University of Maryland Center for Vaccine Development (CVD) T32 Training Program in Vaccinology

The program, in existence for 20 years, includes 32 training faculty who span all phases of vaccinology. The program includes a core curriculum designed to convey the interdisciplinary nature of the field and provides context for the specific area of research. Dr. Kathleen Neuzil, Co-Chair of the IDCRC, is the Co-Director of the University of Maryland program.

Emory Vaccine T32 Training Program in Vaccinology

The program, established in 2010 supports young researchers across several disciplines to integrate basic, translational, clinical, analytic, social and applied sciences in Vaccinology. There are 40 preceptors from 12 departments/programs in the program. It introduces PhD, MD, and MD/PhD scientists with diverse backgrounds to a comprehensive advanced training program. Dr. Walter Orenstein, a member of the IDCRCLG, is the founding and current PI for the Emory Vaccinology Training Grant.

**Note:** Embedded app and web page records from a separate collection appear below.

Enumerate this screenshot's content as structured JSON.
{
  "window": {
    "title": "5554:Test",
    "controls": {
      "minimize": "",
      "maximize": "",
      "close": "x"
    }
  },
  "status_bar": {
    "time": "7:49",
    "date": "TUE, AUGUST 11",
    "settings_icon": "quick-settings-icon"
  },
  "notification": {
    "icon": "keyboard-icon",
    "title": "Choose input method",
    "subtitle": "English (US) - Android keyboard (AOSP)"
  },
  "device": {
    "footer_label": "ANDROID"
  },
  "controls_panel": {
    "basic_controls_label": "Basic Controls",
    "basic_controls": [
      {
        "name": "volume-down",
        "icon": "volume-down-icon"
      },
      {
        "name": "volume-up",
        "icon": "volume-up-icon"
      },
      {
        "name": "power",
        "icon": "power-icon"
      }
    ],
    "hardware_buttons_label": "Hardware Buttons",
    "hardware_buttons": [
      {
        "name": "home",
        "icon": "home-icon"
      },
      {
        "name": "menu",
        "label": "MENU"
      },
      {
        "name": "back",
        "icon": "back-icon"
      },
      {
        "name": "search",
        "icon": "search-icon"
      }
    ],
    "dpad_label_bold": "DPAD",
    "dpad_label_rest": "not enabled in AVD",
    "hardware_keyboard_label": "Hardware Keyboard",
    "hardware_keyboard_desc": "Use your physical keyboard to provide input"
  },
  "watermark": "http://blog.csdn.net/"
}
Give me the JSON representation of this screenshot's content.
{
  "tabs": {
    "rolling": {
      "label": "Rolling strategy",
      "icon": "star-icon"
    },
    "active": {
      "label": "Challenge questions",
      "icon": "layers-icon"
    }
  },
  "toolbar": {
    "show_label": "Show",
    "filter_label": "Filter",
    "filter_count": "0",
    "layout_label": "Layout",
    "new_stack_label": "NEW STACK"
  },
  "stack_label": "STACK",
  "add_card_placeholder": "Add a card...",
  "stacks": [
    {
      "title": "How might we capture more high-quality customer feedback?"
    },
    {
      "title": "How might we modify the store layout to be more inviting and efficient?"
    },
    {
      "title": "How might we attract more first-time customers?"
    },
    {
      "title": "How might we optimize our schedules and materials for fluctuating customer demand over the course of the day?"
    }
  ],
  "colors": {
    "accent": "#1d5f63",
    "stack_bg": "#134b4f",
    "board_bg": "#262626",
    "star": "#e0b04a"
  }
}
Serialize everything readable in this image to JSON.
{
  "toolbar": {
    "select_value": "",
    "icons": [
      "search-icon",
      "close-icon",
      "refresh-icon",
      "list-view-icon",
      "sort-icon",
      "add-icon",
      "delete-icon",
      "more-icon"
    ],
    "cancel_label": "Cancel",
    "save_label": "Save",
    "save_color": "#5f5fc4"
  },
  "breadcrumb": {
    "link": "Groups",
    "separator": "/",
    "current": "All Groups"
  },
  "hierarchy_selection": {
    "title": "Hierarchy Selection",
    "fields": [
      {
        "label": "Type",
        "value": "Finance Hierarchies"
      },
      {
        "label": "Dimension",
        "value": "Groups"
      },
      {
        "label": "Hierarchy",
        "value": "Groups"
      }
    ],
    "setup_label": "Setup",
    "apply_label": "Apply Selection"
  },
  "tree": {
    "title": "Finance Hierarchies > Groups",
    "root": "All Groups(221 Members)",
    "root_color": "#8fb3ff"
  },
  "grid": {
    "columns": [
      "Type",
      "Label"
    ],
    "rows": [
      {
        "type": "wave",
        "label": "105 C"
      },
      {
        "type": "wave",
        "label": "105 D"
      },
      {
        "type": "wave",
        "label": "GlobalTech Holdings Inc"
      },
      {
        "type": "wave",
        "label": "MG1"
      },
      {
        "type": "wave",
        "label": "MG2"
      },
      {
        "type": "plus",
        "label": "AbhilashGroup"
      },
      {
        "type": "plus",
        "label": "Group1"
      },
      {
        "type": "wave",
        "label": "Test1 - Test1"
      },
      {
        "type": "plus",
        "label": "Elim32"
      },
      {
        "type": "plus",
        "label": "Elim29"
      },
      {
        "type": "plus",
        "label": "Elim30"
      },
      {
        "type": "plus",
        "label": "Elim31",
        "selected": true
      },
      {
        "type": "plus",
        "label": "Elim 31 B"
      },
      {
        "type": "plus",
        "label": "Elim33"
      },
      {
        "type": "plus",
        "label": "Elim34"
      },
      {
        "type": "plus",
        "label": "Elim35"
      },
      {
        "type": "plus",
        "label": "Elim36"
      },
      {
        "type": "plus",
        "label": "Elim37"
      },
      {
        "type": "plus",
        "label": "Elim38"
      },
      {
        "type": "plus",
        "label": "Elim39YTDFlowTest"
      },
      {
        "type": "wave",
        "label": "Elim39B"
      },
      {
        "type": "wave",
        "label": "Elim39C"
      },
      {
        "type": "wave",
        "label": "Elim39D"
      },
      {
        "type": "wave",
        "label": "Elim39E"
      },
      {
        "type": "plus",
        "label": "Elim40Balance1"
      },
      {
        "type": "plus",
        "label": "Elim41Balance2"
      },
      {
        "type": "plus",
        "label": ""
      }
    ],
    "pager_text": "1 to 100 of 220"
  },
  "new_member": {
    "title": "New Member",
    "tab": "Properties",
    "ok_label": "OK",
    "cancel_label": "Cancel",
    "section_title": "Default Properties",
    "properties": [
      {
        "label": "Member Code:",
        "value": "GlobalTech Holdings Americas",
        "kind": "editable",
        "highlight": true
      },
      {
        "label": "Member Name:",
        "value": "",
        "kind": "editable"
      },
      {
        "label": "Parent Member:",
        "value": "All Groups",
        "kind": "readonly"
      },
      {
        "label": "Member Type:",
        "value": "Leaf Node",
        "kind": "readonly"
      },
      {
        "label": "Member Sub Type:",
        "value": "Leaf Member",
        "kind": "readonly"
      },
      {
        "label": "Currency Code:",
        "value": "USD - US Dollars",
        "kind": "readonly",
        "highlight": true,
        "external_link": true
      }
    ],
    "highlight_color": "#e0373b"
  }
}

Other Related T32 Training Grants

The UAB Division of Infectious Diseases T32 Training Grant has longstanding strength in mentoring in all aspects of the study of STI, especially chlamydia, gonorrhea, syphilis, and genital herpes. The goal of University of Washington’s STD/AIDS T32 Research Training Grant is to train the next generation of leaders in STI and AIDS research; SDSU Director, Dr. Elizabeth Brown, is a mentor on this grant. In addition, the existing clinical and translational training programs at each of the eight academic medical centers within the LOC consortium provide model programs, experienced mentors and have institutional K, T and Masters’ programs in Clinical Research and Public Health.

These existing programs include:

  • Emory University Clinical and Translational Research: Supported by the Georgia CTSA: Clinical Research Bootcamp designed to provide junior investigators with a comprehensive overview of key clinical research concepts
  • Biostatistics for clinical and translational researchers, a weeklong biostatistics course that covers statistical concepts and analytical methods for data encountered in the biomedical sciences, biotechnology, and clinical/translational research
  • Grant Writing Bootcamp, a series of scientific and grant writing sessions for early career investigators
  • Team Science Training, a colloquium that addresses how to conduct team science
  • Mentor training for trainees, a workshop devoted to optimizing the mentor-mentee relationship adapted from the NIH National Research Mentoring Network.

Research Training at NIAID